The input: Begin

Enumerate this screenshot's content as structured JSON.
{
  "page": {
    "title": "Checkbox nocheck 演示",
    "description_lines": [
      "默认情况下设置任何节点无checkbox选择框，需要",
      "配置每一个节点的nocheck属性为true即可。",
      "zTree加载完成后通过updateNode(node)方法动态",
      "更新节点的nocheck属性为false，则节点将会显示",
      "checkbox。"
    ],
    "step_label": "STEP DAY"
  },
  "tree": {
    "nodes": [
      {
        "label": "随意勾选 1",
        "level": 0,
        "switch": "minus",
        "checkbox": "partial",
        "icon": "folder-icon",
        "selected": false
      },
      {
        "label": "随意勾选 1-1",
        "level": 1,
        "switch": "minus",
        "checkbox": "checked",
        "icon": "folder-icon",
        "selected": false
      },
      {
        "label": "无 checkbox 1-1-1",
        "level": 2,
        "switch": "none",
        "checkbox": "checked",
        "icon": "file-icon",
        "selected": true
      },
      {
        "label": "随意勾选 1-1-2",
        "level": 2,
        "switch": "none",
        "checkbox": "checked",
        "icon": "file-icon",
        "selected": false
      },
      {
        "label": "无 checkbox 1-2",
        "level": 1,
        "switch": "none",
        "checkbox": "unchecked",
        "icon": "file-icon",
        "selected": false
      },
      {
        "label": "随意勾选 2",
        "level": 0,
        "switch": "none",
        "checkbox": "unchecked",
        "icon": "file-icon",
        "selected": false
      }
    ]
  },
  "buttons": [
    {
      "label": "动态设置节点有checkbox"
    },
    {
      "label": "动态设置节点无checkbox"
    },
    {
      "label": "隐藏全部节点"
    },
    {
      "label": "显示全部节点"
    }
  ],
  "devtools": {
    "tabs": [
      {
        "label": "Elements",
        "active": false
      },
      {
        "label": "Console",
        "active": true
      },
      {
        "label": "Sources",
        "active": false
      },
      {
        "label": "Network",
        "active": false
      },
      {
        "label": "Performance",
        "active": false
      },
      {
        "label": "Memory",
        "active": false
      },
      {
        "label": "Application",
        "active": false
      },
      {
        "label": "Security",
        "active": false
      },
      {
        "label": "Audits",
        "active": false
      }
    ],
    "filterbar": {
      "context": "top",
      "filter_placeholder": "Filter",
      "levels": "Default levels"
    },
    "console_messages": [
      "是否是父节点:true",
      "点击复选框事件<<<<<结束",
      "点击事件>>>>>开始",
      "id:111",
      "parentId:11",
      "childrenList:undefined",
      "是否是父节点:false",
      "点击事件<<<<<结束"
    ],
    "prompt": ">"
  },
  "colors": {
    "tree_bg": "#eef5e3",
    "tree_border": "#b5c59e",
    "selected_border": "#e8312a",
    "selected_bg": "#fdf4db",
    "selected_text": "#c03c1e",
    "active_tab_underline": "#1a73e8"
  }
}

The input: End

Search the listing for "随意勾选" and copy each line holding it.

▶ Response:
        "label": "随意勾选 1",
        "label": "随意勾选 1-1",
        "label": "随意勾选 1-1-2",
        "label": "随意勾选 2",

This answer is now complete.